MATERIAL SHOWN:
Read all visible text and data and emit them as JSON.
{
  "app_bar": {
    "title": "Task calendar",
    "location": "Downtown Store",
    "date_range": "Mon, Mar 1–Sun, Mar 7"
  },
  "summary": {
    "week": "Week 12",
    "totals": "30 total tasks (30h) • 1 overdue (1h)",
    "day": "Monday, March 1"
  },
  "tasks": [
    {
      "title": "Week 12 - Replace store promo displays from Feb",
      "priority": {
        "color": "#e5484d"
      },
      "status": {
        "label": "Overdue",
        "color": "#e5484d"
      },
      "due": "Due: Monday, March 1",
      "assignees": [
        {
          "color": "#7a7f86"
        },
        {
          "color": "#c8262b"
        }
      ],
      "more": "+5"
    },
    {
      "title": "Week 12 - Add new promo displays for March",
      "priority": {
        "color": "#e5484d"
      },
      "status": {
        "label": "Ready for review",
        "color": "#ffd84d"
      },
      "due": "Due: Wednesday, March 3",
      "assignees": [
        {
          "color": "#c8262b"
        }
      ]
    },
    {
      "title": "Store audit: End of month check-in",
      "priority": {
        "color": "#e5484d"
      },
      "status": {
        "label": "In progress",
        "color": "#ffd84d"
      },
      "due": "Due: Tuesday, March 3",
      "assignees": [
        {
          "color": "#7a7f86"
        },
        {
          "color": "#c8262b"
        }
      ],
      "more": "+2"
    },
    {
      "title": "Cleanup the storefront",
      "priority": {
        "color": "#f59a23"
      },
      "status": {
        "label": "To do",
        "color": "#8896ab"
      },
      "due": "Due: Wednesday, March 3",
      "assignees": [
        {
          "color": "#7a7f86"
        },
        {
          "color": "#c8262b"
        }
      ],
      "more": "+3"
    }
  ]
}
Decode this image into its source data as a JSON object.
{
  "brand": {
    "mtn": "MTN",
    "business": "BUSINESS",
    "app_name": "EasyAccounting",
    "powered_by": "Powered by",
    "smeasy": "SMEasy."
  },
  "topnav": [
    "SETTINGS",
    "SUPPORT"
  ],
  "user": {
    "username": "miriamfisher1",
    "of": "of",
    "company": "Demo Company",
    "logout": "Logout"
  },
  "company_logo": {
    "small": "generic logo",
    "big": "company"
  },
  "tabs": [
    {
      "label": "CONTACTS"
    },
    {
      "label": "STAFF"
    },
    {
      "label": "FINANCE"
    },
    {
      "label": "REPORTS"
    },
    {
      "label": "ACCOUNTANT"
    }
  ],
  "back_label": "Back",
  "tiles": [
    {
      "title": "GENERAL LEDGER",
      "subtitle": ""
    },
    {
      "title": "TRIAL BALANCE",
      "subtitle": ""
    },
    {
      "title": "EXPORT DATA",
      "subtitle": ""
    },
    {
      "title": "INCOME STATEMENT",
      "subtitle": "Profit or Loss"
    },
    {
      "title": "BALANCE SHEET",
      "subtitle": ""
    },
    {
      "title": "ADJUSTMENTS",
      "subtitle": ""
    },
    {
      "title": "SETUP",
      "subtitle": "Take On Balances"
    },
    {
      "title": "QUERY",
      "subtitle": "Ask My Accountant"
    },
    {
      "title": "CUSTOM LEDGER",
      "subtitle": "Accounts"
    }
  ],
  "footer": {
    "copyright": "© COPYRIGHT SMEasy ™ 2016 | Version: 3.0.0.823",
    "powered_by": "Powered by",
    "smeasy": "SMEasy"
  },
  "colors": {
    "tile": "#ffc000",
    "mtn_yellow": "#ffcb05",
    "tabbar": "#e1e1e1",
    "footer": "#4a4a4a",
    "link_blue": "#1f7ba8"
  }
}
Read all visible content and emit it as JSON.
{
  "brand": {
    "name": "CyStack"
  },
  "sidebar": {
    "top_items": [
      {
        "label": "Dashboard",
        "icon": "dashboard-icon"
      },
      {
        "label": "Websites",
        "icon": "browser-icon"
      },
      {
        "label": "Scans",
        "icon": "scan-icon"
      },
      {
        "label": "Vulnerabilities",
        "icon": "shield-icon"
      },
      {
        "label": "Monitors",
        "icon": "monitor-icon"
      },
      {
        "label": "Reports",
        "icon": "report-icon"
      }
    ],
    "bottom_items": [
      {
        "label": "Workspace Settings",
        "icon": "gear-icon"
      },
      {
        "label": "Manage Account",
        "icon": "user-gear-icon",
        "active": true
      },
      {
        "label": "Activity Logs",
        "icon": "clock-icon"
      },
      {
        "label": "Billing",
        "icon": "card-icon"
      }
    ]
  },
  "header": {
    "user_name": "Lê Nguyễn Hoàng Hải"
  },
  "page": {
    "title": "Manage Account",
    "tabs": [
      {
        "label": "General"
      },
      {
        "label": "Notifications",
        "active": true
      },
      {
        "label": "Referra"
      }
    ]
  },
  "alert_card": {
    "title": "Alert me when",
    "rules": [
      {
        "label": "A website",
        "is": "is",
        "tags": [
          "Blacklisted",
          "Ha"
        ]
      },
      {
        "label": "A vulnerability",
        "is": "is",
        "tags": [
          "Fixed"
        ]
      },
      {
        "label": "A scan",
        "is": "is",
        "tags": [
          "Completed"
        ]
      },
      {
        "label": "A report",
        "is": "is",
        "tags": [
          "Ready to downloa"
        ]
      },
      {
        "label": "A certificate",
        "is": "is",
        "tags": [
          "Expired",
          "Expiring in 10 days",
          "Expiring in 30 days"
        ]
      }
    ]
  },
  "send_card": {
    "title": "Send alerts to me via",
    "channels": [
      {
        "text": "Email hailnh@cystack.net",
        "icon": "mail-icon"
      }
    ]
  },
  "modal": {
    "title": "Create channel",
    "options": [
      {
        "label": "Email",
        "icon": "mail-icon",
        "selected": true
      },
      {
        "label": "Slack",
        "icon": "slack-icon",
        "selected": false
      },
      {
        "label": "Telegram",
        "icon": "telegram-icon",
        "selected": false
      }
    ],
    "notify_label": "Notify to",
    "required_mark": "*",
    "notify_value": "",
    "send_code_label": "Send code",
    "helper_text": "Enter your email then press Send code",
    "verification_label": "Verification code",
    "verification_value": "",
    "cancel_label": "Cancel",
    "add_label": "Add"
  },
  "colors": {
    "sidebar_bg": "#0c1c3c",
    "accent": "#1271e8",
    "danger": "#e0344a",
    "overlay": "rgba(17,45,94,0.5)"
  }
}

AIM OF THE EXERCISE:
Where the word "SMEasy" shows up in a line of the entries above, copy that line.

FINAL ANSWER:
    "smeasy": "SMEasy."
    "copyright": "© COPYRIGHT SMEasy ™ 2016 | Version: 3.0.0.823",
    "smeasy": "SMEasy"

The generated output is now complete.